While WhatsApp just agreed to a $19 billion acquisition deal with Facebook, the social network wasn't the first to approach the messaging service with a very generous proposal. According to Forbes, Google offered $10 billion to acquire the app. Though it's not clear exactly when Mountain View proposed this deal, sources said the offer didn't come with the promise of a board seat, unlike Facebook's agreement.
One thing is clear, though: Google was apparently so set on keeping WhatsApp within its reach that it offered the startup money to be informed if any other companies approached it with acquisition offers. The Information reports that WhatsApp turned down this unusual proposal about six months ago. The takeaway from all this? If you hadn't guessed it from the astronomical figures -- 19 billion dollars, you guys -- Google and Facebook recognize the mobile instant messaging service's huge value. 450 million active users every month is none too shabby, after all.
Update: According to The Information, Google CEO Larry Page met with WhatsApp CEO Jan Koum last week, as a last-minute attempt to stop an impending acquisition by Facebook. Page reportedly called WhatsApp "a big threat to Facebook" and even offered to outbid the social network's $19 billion offer.

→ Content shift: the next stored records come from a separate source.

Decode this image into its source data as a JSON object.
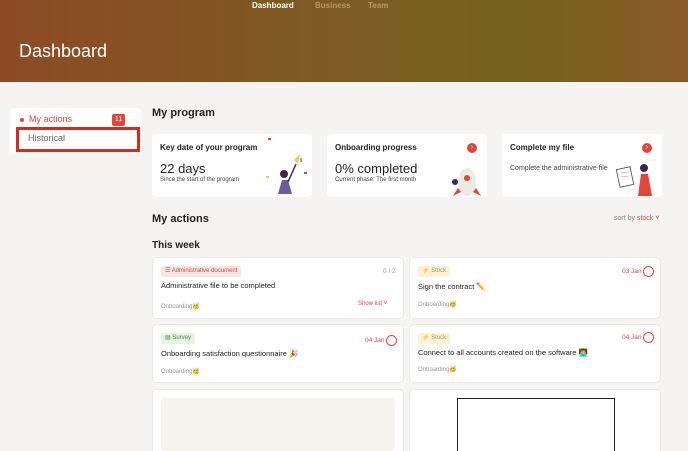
{
  "nav": {
    "items": [
      "Dashboard",
      "Business",
      "Team"
    ]
  },
  "header": {
    "title": "Dashboard"
  },
  "sidebar": {
    "actions_label": "My actions",
    "actions_count": "11",
    "historical_label": "Historical"
  },
  "program": {
    "heading": "My program",
    "cards": [
      {
        "title": "Key date of your program",
        "value": "22 days",
        "subtitle": "Since the start of the program"
      },
      {
        "title": "Onboarding progress",
        "value": "0% completed",
        "subtitle": "Current phase: The first month"
      },
      {
        "title": "Complete my file",
        "subtitle": "Complete the administrative file"
      }
    ]
  },
  "actions": {
    "heading": "My actions",
    "sort_label": "sort by",
    "sort_value": "stock",
    "week_heading": "This week",
    "tasks": [
      {
        "tag": "Administrative document",
        "title": "Administrative file to be completed",
        "footer": "Onboarding🥳",
        "count": "0 / 2",
        "show_list": "Show list"
      },
      {
        "tag": "Stock",
        "title": "Sign the contract ✏️",
        "footer": "Onboarding🥳",
        "date": "03 Jan"
      },
      {
        "tag": "Survey",
        "title": "Onboarding satisfaction questionnaire 🎉",
        "footer": "Onboarding🥳",
        "date": "04 Jan"
      },
      {
        "tag": "Stock",
        "title": "Connect to all accounts created on the software 👨‍💻",
        "footer": "Onboarding🥳",
        "date": "04 Jan"
      }
    ]
  },
  "colors": {
    "accent": "#e0463c",
    "header_start": "#8c4a24",
    "header_end": "#74621f"
  }
}
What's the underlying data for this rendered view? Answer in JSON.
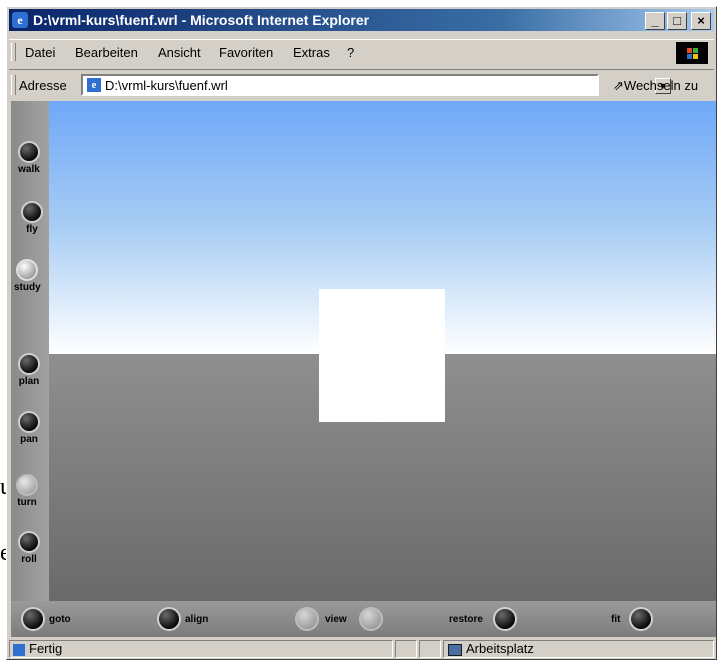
{
  "window": {
    "title": "D:\\vrml-kurs\\fuenf.wrl - Microsoft Internet Explorer",
    "minimize": "_",
    "maximize": "□",
    "close": "×"
  },
  "menu": [
    "Datei",
    "Bearbeiten",
    "Ansicht",
    "Favoriten",
    "Extras",
    "?"
  ],
  "address": {
    "label": "Adresse",
    "value": "D:\\vrml-kurs\\fuenf.wrl",
    "go": "Wechseln zu"
  },
  "nav_tools": [
    "walk",
    "fly",
    "study",
    "plan",
    "pan",
    "turn",
    "roll"
  ],
  "controls": {
    "goto": "goto",
    "align": "align",
    "view": "view",
    "restore": "restore",
    "fit": "fit"
  },
  "status": {
    "text": "Fertig",
    "zone": "Arbeitsplatz"
  },
  "background_glyphs": [
    "u",
    "e"
  ],
  "colors": {
    "titlebar": "#0a246a",
    "sky_top": "#6fa8f8",
    "ground": "#7a7a7a"
  }
}
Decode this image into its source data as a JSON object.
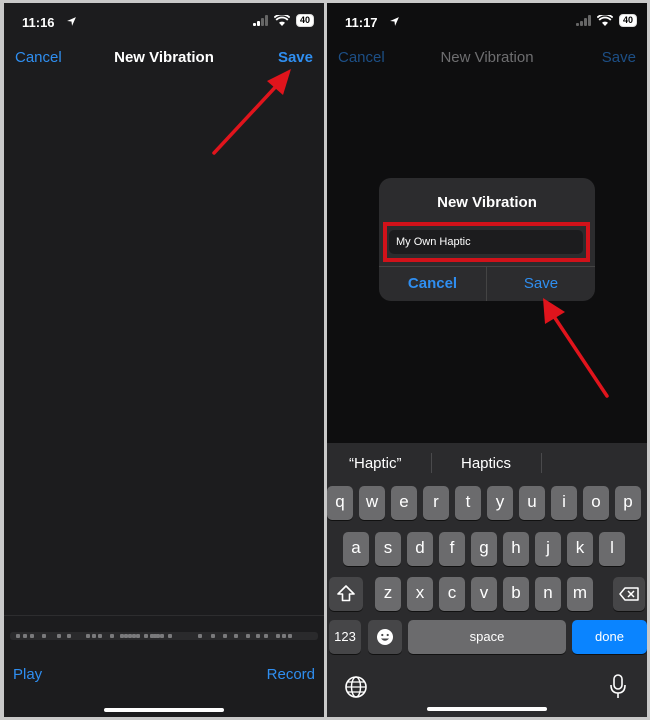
{
  "left": {
    "status": {
      "time": "11:16",
      "battery": "40"
    },
    "nav": {
      "cancel": "Cancel",
      "title": "New Vibration",
      "save": "Save"
    },
    "bottom": {
      "play": "Play",
      "record": "Record"
    }
  },
  "right": {
    "status": {
      "time": "11:17",
      "battery": "40"
    },
    "nav": {
      "cancel": "Cancel",
      "title": "New Vibration",
      "save": "Save"
    },
    "dialog": {
      "title": "New Vibration",
      "input_value": "My Own Haptic",
      "cancel": "Cancel",
      "save": "Save"
    },
    "keyboard": {
      "suggestions": [
        "“Haptic”",
        "Haptics"
      ],
      "row1": [
        "q",
        "w",
        "e",
        "r",
        "t",
        "y",
        "u",
        "i",
        "o",
        "p"
      ],
      "row2": [
        "a",
        "s",
        "d",
        "f",
        "g",
        "h",
        "j",
        "k",
        "l"
      ],
      "row3": [
        "z",
        "x",
        "c",
        "v",
        "b",
        "n",
        "m"
      ],
      "numbers": "123",
      "space": "space",
      "done": "done"
    }
  },
  "colors": {
    "accent": "#2f8ef0",
    "highlight": "#d1121a",
    "done_key": "#0a84ff"
  }
}
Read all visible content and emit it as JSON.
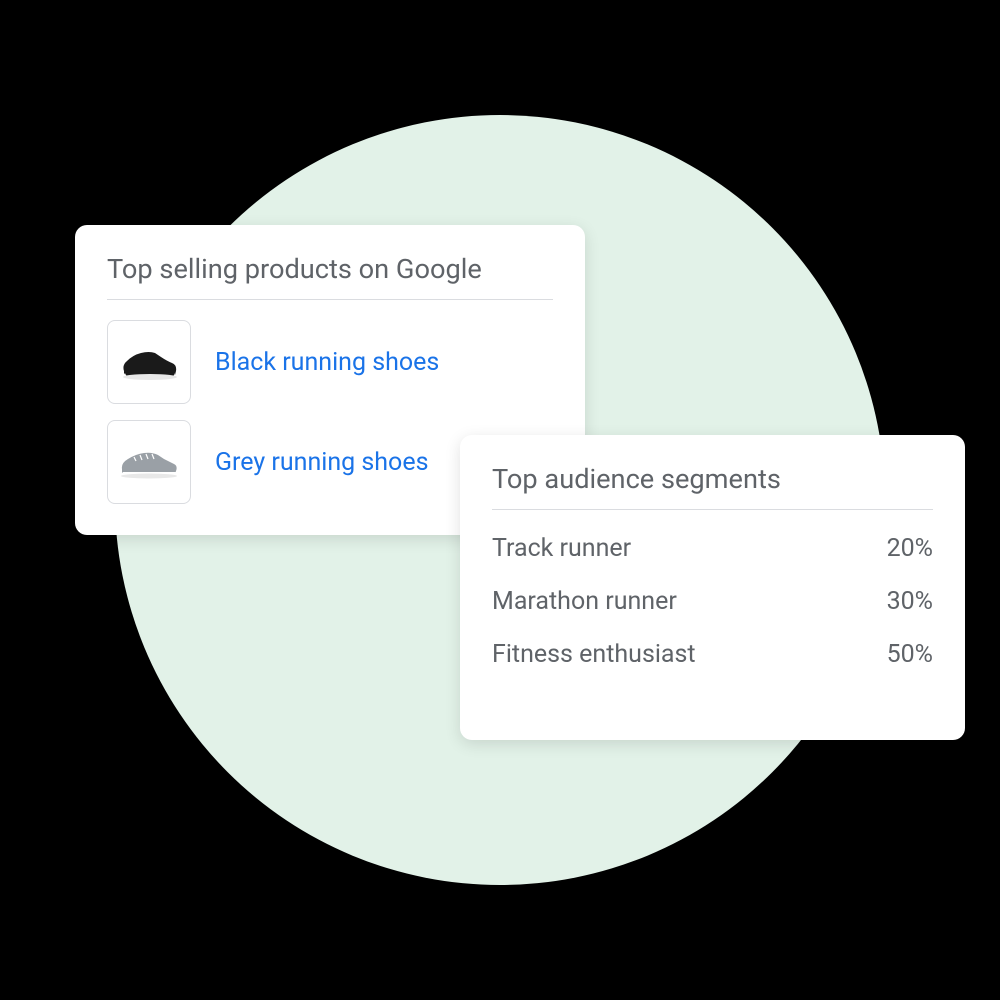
{
  "products_card": {
    "title": "Top selling products on Google",
    "items": [
      {
        "label": "Black running shoes",
        "icon": "shoe-black"
      },
      {
        "label": "Grey running shoes",
        "icon": "shoe-grey"
      }
    ]
  },
  "audience_card": {
    "title": "Top audience segments",
    "segments": [
      {
        "label": "Track runner",
        "value": "20%"
      },
      {
        "label": "Marathon runner",
        "value": "30%"
      },
      {
        "label": "Fitness enthusiast",
        "value": "50%"
      }
    ]
  },
  "colors": {
    "background_circle": "#e2f2e8",
    "link": "#1a73e8",
    "text_muted": "#5f6368"
  }
}
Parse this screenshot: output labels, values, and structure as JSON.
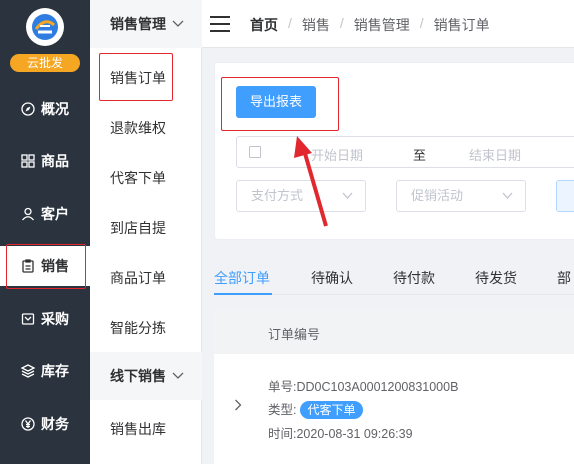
{
  "app": {
    "badge": "云批发"
  },
  "nav1": {
    "items": [
      {
        "label": "概况",
        "icon": "compass-icon"
      },
      {
        "label": "商品",
        "icon": "grid-icon"
      },
      {
        "label": "客户",
        "icon": "user-icon"
      },
      {
        "label": "销售",
        "icon": "clipboard-icon"
      },
      {
        "label": "采购",
        "icon": "cart-icon"
      },
      {
        "label": "库存",
        "icon": "layers-icon"
      },
      {
        "label": "财务",
        "icon": "yen-icon"
      }
    ],
    "active": "销售"
  },
  "nav2": {
    "group1": "销售管理",
    "items1": [
      "销售订单",
      "退款维权",
      "代客下单",
      "到店自提",
      "商品订单",
      "智能分拣"
    ],
    "group2": "线下销售",
    "items2": [
      "销售出库"
    ],
    "active": "销售订单"
  },
  "header": {
    "breadcrumb": [
      "首页",
      "销售",
      "销售管理",
      "销售订单"
    ]
  },
  "filters": {
    "export_label": "导出报表",
    "start_placeholder": "开始日期",
    "range_sep": "至",
    "end_placeholder": "结束日期",
    "pay_placeholder": "支付方式",
    "promo_placeholder": "促销活动"
  },
  "tabs": [
    "全部订单",
    "待确认",
    "待付款",
    "待发货",
    "部"
  ],
  "table": {
    "header": "订单编号",
    "rows": [
      {
        "order_no": "单号:DD0C103A0001200831000B",
        "type_label": "类型:",
        "type_tag": "代客下单",
        "time": "时间:2020-08-31 09:26:39"
      }
    ]
  },
  "colors": {
    "primary": "#409eff",
    "sidebar": "#2b333e",
    "highlight": "#e0282e",
    "badge": "#f5a623"
  }
}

Koum should feel flattered; that's some pretty heated competition.